::: INPUT :::

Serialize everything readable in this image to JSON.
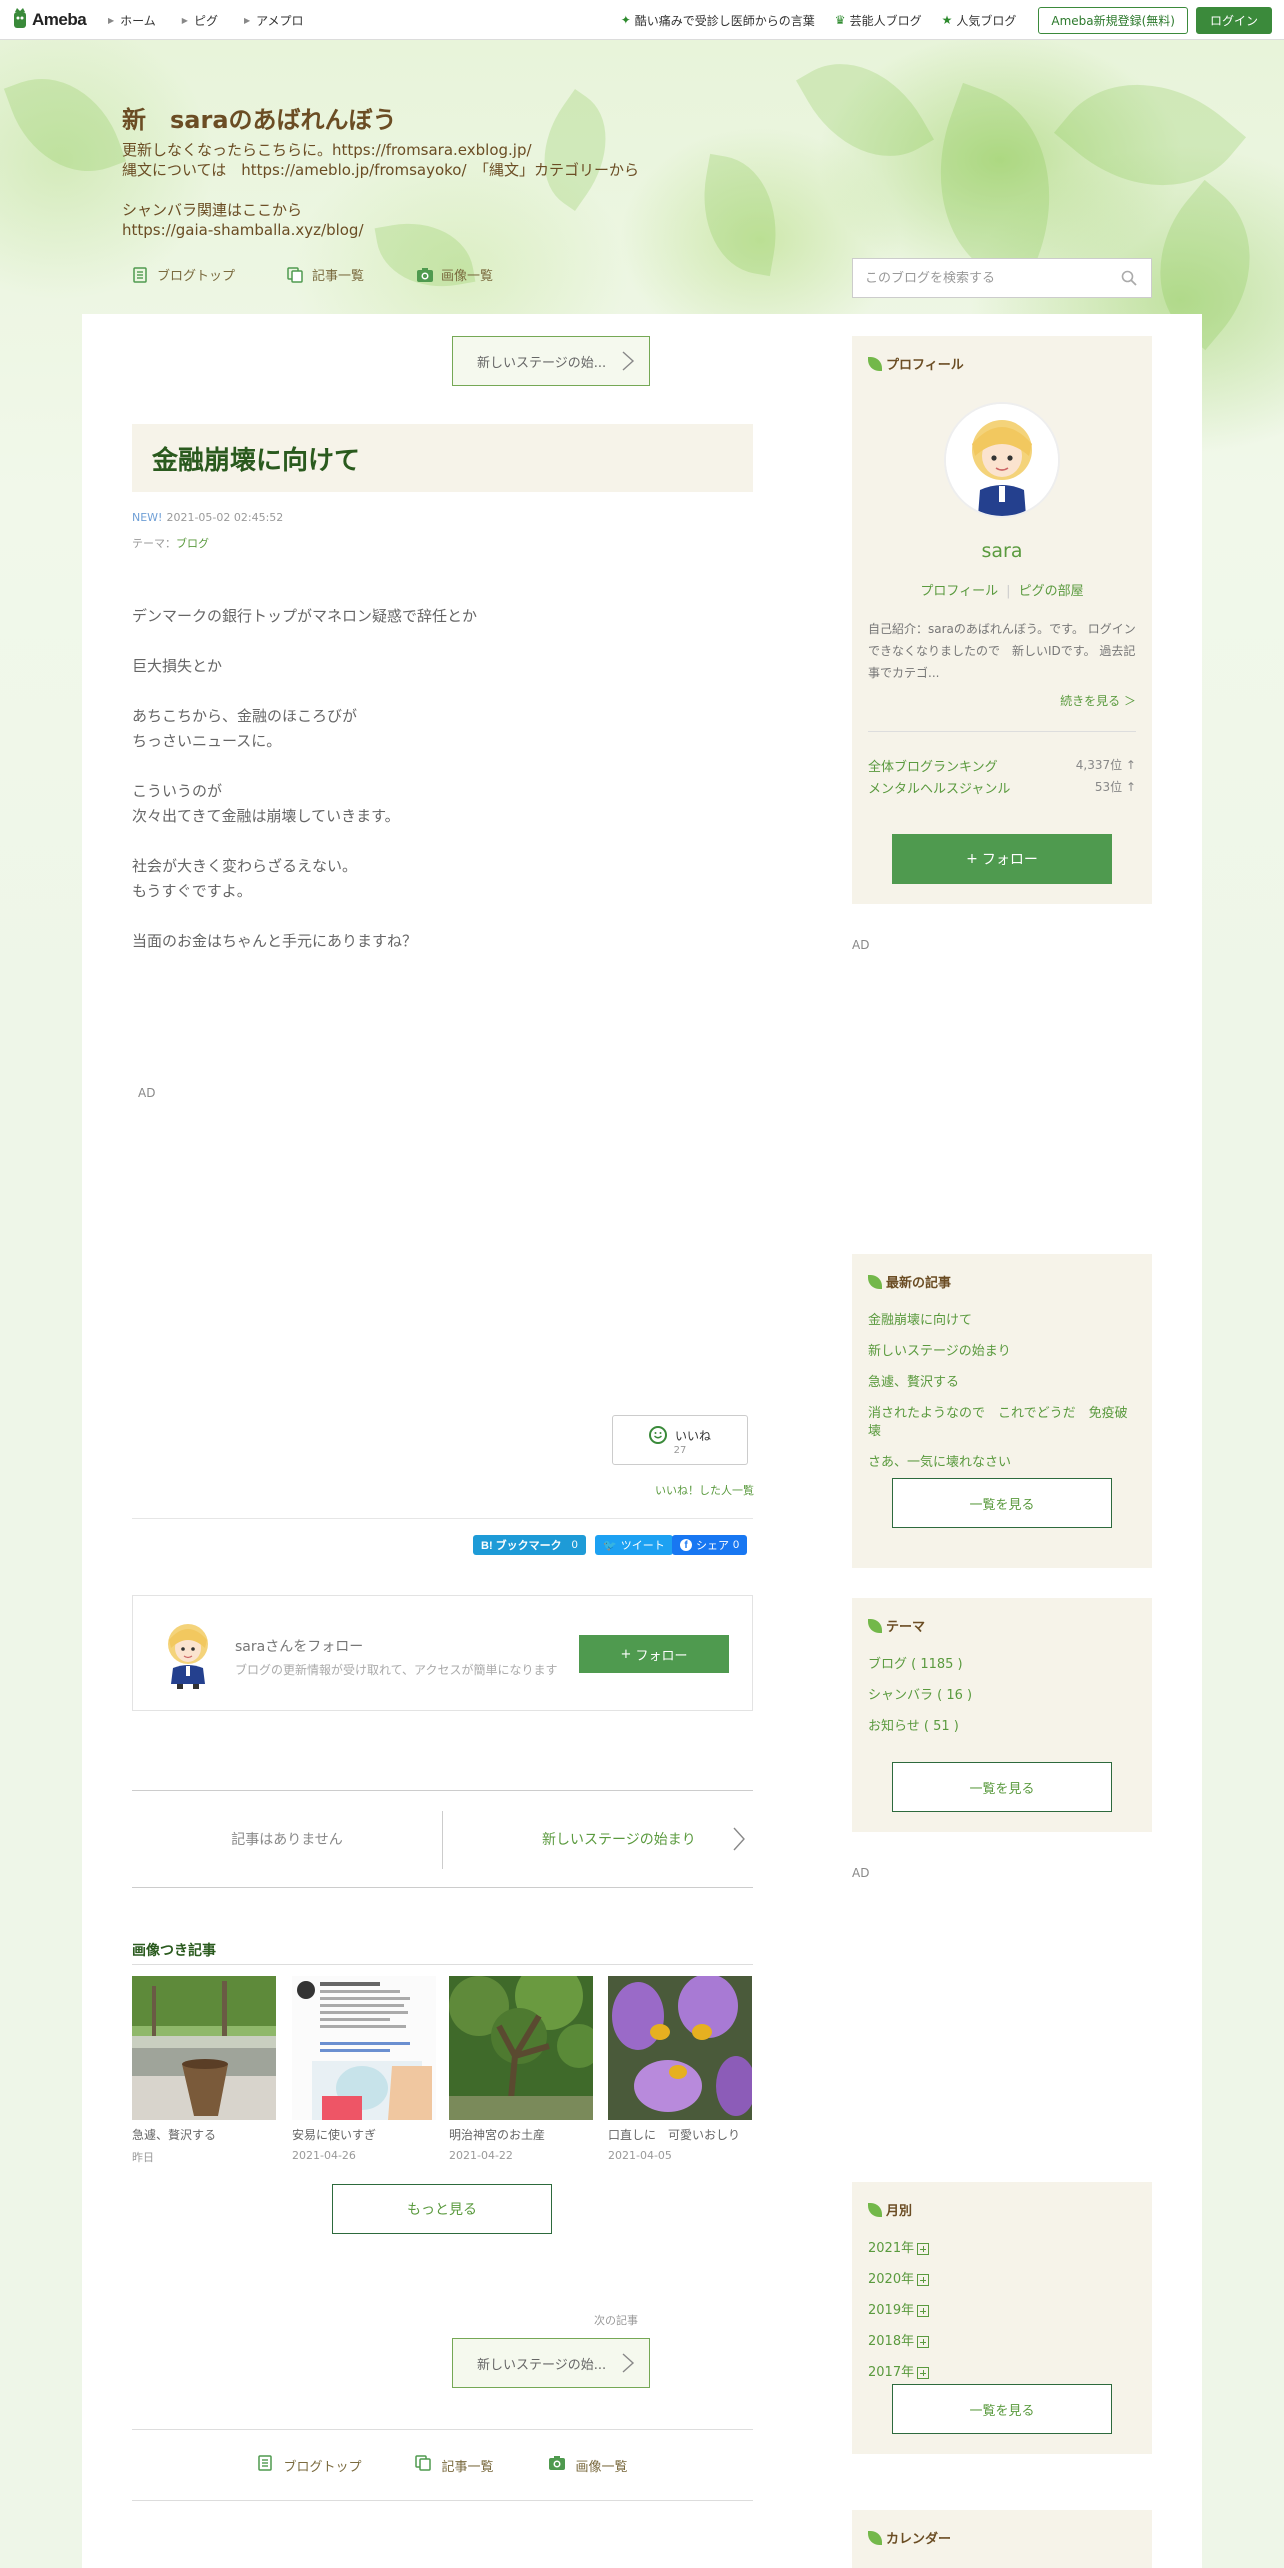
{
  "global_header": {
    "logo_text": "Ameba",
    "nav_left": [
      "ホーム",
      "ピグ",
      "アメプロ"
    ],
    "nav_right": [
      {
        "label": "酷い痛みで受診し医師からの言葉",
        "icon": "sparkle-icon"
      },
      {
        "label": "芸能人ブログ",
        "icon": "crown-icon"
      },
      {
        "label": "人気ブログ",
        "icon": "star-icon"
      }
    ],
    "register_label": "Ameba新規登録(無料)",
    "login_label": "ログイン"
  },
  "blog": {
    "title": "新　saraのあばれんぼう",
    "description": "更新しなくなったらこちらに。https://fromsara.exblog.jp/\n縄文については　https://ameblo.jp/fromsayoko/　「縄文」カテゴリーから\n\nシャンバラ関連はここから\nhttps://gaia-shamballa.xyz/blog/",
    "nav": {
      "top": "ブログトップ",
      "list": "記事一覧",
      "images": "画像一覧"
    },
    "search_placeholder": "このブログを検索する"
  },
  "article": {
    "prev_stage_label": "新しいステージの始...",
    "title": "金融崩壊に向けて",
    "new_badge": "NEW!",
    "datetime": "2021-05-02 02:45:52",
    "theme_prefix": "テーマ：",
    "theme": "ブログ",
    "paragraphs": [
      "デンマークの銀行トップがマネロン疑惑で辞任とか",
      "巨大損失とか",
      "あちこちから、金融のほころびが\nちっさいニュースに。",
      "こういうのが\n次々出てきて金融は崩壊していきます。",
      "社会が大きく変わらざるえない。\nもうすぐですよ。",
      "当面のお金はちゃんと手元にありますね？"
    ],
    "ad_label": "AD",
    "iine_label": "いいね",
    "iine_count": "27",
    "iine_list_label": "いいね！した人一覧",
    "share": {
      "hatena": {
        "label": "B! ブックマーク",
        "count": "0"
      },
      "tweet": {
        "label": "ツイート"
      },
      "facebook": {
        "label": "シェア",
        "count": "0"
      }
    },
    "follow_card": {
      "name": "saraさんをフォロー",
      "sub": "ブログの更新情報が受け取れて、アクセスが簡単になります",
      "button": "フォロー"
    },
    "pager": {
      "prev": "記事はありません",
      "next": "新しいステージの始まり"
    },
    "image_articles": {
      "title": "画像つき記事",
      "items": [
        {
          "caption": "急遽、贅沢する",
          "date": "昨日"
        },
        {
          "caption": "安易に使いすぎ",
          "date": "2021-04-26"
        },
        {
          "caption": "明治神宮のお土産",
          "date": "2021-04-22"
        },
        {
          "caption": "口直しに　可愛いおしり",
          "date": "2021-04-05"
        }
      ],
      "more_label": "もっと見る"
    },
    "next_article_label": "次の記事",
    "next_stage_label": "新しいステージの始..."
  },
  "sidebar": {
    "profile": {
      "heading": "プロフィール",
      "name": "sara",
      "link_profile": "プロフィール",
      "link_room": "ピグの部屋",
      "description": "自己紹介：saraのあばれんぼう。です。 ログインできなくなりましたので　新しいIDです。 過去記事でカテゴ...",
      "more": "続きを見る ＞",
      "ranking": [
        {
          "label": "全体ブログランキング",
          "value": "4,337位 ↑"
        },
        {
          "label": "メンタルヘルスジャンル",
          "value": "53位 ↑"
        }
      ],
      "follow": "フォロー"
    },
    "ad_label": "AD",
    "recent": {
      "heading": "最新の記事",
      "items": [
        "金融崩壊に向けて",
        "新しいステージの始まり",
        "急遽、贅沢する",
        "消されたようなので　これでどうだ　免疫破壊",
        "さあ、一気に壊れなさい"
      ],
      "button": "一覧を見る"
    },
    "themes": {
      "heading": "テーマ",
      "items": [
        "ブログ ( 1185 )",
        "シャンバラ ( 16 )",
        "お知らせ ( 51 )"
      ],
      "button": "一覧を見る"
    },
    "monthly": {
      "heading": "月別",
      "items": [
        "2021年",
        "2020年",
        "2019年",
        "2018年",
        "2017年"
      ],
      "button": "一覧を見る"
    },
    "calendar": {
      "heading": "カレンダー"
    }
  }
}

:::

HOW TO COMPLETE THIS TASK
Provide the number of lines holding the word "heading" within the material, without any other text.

RESULT OF THE EXERCISE
5